- WHAT THE EXERCISE ASKS -
From the entries that follow, pick out all lines holding "icon".

(Items from an interface collection)

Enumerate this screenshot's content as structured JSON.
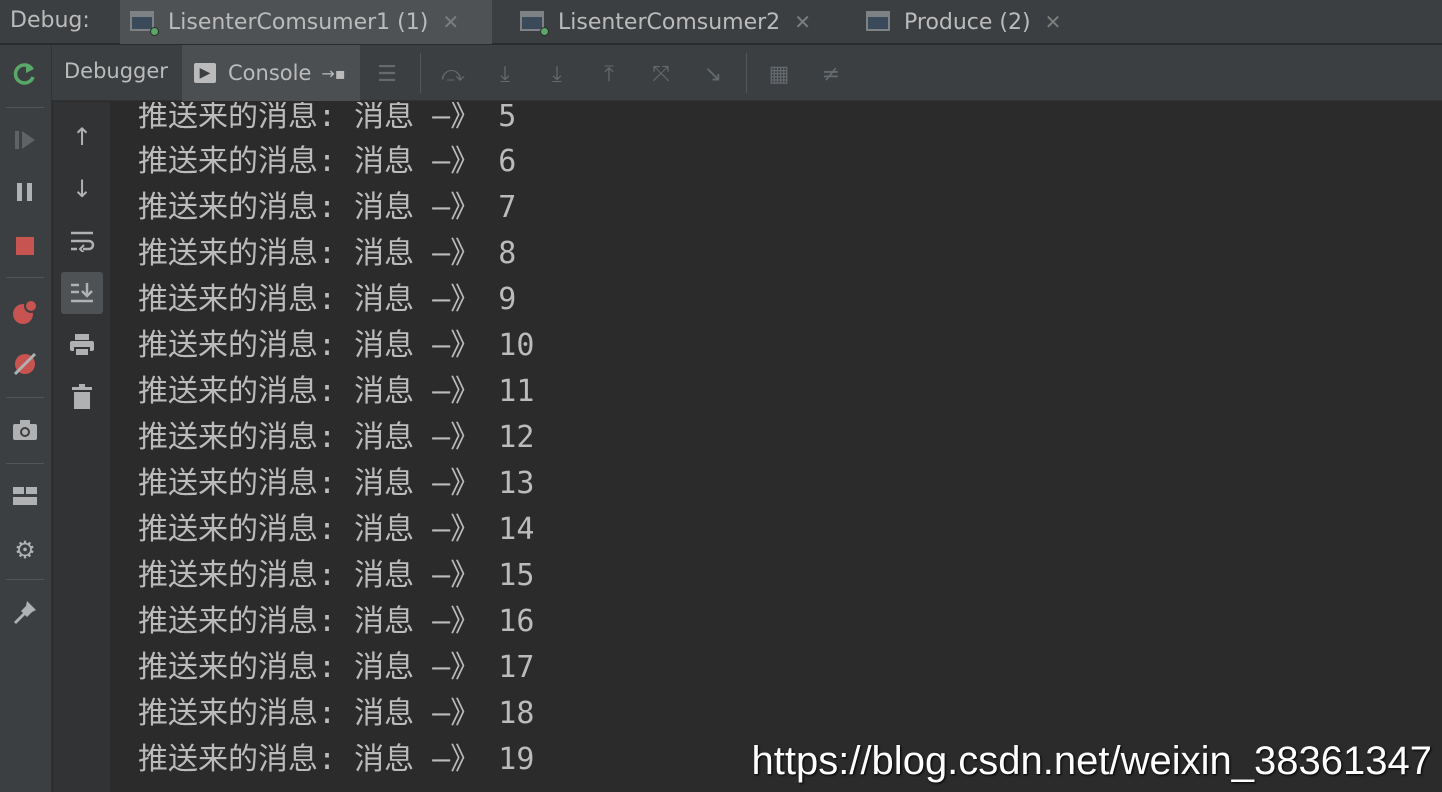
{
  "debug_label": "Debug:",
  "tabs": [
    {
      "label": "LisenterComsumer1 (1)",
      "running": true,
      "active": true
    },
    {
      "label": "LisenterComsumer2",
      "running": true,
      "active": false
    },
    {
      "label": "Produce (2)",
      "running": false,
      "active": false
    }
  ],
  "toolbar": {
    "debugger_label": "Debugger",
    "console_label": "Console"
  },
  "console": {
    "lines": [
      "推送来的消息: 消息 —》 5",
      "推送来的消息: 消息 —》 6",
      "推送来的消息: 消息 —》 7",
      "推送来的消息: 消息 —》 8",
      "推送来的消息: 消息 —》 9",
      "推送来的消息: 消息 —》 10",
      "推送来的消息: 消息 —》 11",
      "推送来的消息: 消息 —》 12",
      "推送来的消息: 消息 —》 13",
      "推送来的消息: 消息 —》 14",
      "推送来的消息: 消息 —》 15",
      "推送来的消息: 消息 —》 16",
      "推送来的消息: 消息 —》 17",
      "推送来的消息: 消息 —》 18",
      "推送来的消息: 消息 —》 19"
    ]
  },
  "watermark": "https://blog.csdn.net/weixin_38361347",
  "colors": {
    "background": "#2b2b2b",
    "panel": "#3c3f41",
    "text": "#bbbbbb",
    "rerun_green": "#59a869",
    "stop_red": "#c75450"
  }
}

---

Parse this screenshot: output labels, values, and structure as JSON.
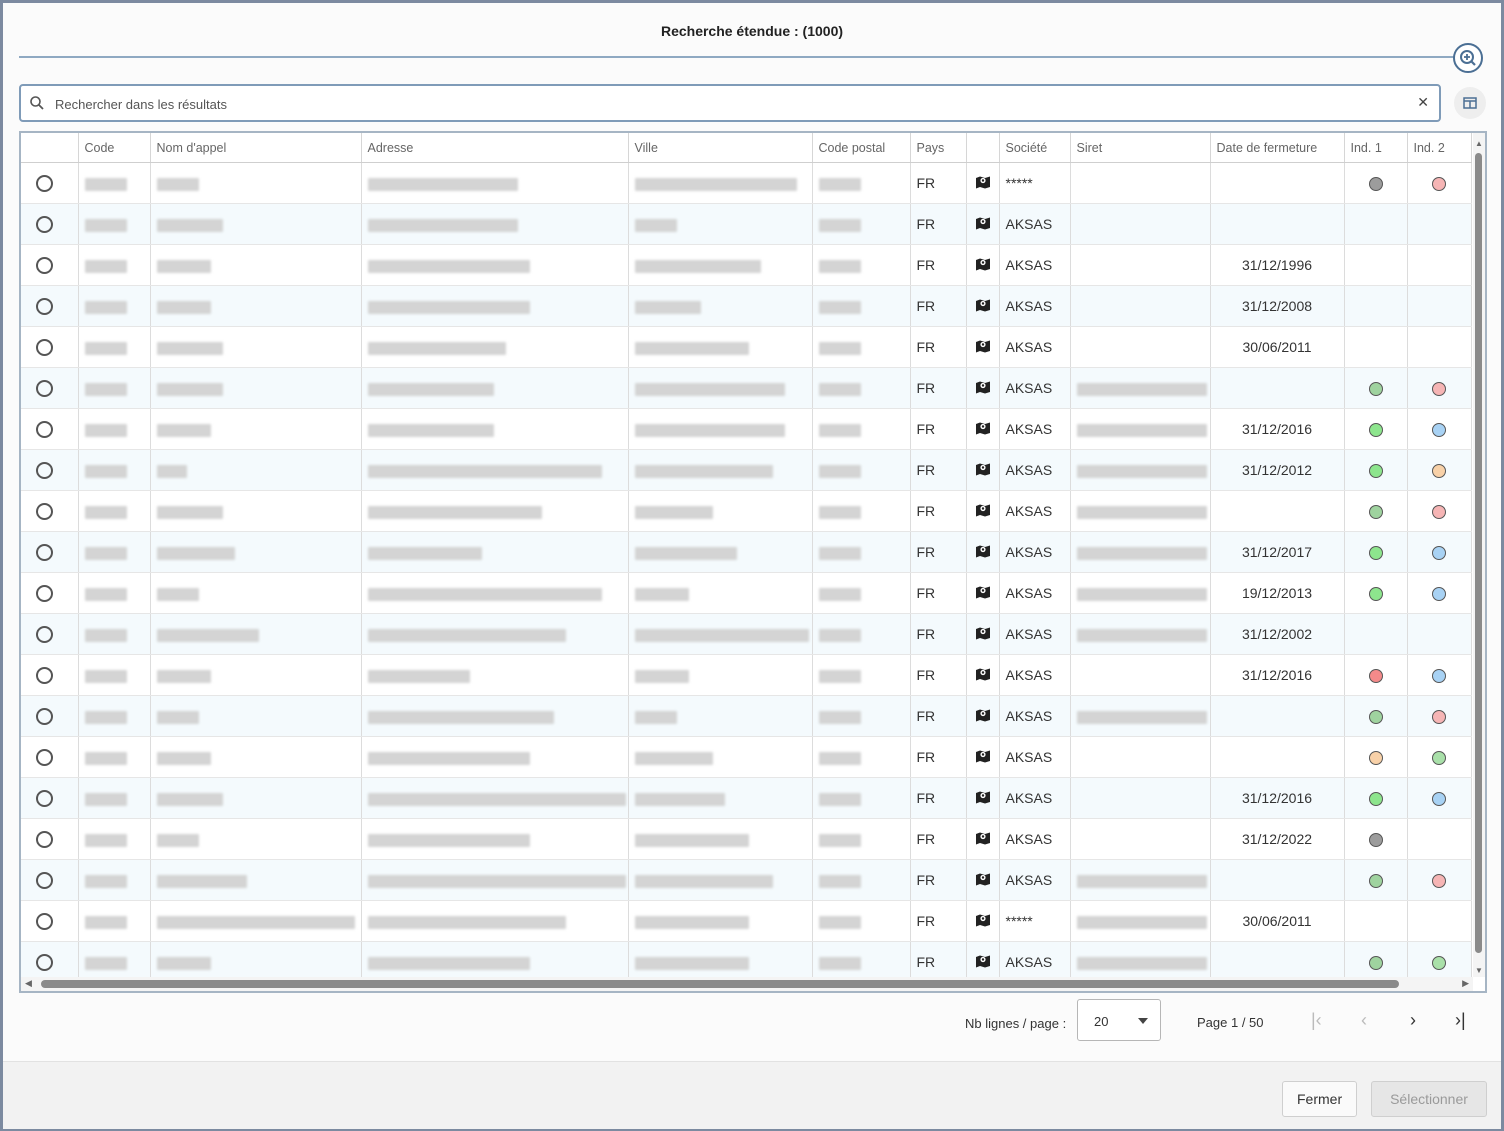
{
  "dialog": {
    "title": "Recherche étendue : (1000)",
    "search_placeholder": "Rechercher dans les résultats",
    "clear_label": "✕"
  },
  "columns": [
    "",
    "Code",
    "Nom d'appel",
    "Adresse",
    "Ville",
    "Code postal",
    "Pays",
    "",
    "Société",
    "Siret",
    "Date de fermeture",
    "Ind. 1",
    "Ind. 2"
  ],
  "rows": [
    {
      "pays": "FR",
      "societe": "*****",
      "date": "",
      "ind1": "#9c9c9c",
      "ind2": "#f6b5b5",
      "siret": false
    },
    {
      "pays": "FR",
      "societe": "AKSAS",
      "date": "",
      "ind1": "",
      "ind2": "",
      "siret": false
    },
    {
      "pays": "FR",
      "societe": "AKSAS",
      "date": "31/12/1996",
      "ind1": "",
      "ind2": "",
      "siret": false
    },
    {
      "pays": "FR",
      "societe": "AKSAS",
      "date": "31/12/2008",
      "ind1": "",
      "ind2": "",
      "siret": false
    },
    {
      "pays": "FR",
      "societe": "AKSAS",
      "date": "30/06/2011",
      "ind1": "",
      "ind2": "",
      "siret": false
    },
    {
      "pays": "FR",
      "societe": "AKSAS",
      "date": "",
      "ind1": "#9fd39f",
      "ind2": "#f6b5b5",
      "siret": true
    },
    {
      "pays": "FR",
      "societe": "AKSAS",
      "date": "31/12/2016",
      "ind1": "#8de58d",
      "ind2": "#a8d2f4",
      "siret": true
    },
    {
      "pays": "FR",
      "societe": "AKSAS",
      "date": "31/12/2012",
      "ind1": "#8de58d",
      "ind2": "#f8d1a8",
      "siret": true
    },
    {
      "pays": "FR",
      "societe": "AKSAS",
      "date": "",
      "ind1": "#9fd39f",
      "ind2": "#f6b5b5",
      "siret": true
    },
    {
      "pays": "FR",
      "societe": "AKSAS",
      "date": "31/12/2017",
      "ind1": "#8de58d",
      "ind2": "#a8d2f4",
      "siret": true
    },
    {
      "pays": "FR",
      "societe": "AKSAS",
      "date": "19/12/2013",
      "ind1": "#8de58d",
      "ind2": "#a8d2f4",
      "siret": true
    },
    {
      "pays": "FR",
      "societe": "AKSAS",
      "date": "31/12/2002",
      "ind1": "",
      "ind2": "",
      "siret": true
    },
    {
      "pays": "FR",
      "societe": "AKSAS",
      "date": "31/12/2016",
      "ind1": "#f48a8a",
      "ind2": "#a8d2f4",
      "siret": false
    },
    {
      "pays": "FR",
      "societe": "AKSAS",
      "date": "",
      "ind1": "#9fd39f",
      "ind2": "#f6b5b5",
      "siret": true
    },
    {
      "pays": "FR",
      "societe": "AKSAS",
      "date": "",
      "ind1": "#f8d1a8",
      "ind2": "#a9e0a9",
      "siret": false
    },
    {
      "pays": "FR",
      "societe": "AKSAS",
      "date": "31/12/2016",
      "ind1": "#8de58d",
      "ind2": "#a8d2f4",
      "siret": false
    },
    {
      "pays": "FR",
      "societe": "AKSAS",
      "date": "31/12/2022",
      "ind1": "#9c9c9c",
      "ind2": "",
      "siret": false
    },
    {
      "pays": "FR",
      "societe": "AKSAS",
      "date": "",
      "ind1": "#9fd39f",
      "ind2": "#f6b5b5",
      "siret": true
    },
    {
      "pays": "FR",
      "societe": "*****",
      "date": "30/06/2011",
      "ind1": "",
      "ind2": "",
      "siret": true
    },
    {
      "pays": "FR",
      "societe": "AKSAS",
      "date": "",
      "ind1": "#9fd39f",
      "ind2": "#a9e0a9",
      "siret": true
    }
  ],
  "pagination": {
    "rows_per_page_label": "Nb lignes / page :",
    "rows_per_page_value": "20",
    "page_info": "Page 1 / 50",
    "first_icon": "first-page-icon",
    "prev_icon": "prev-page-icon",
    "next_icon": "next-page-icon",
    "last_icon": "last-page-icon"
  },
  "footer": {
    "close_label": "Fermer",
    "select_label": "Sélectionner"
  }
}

- WRITTEN SOLUTION -
    "first_icon": "first-page-icon",
    "prev_icon": "prev-page-icon",
    "next_icon": "next-page-icon",
    "last_icon": "last-page-icon"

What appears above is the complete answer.